  • The line to the halligs of Oland and Langeneß are built to a 900 mm (2 ft 11 716 in) gauge which is uncommon amongst Feldbahnen. (however the definition of a Feldbahn is not a question of gauge, but rather of purpose and operation.)
  • Buchhorster Waldbahn, as museum railway operated remaining line of the former brickworks and matchworks near Lauenburg an der Elbe.


Tracks of the Lorenbahn in the Schorte valley near Ilmenau


  • Lower Austria: Freiland in Türnitz, Feldbahn and industrial railway museum
  • Lower Austria: Schwarzau im Gebirge, Rotte Naßwald: Naßwald Waldbahn (closed in 2008)
  • Lower Austria: Schwechat, Schwechat Railway Museum
  • Upper Austria: Wels, Scholz Feldbahn [1]
  • Vienna: Geriatriezentrum Am Wienerwald Feldbahn (closed 2011)
  • Salzburg: Diabesbahn Saalfelden (closed in 2008 and replaced by a standard-gauge line)
  • Salzburg: Großgmain Museum Feldbahn (rebuilt in 2009)



Steam locomotive Emma of the Schinznach Nursery Railway in autumn 2008 (

Czech RepublicEdit

  • Kolínská řepařská drážka: sugar beet line (Rübenbahn)

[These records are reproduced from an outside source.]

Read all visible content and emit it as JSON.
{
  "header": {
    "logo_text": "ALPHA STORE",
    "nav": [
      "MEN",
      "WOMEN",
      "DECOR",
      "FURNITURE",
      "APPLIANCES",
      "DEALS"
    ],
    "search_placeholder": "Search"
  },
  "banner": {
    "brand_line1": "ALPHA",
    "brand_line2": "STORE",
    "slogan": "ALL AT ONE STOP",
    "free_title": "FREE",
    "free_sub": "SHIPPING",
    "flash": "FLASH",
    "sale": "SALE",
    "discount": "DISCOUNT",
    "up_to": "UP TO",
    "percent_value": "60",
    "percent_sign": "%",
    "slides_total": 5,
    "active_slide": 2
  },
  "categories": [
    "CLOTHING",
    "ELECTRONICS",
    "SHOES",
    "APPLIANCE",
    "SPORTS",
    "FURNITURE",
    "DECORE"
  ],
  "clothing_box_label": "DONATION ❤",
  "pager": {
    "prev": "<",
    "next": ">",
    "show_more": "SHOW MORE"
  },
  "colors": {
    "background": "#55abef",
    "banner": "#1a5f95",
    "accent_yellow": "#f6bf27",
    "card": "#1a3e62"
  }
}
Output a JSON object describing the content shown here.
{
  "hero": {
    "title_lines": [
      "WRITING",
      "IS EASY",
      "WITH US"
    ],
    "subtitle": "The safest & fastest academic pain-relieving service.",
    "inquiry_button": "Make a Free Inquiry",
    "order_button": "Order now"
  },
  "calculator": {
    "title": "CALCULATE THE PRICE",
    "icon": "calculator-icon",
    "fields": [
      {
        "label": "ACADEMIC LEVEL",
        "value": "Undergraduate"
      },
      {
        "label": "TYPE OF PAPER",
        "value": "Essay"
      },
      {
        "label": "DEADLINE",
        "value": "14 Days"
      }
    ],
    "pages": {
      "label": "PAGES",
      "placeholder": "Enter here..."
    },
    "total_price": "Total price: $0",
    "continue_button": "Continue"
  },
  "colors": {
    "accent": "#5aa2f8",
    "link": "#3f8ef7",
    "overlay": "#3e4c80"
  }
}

  • Kristiansand Kanonmuseum. Former ammunition railroad to Marinenküstenbatterie 6./502 "Vara" (Norwegian name: Mövik fort). Built around 1941-1942, partially decommissioned around 1960. Restored back to running order in June 2016.


  • Dierk Lawrenz: Feldbahnen in Deutschland, Franckh'sche Verlagshandlung, Stuttgart 1982, ISBN 3-440-05114-5 (Die schmalspurigen Industriebahnen und ihre Fahrzeuge)
  • Claus Schubert: Feldbahnen in Süddeutschland, Klaus Rabe, Köln 1989, ISBN 3-926071-03-6
  • Andreas Christopher: Die Feldbahn, Ingrid Zeunert, Gifhorn 1989, ISBN 3-924335-11-7 (Feldbahnbetriebe in Deutschland)
  • Andreas Christopher: Die Feldbahn, Band 2, Ingrid Zeunert, Gifhorn 1990, ISBN 3-924335-13-3 (Feldbahnbetriebe in Österreich)
  • Frank Harding/ Andreas Christopher: Die Feldbahn, Band 9, Zeunert, Gifhorn 2007, ISBN 3-924335-54-0 (Feldbahnbetriebe in der ehemaligen DDR)
  • Winfried Barth/ Andreas Christopher: Feldbahnen in Hessen, Drehscheibe, Köln 2002, ISBN 3-929082-22-5 (Industriebetriebe, Sammlungen, Denkmäler)
  • Harald Becher: Feldbahnen in Thüringen, Band 1, Rockstuhl, Bad Langensalza 2002, ISBN 3-934748-96-1 (Feldbahnen in Bad Langensalza, Erfurt-Gispersleben, Gotha, Höngeda/Seebach, Laucha, Straussfurt und Stregda)
  • Ferrovie portatili della Prima Guerra Mondiale, Mauro Bottegal, 2019, ISBN 9780244154271

See alsoEdit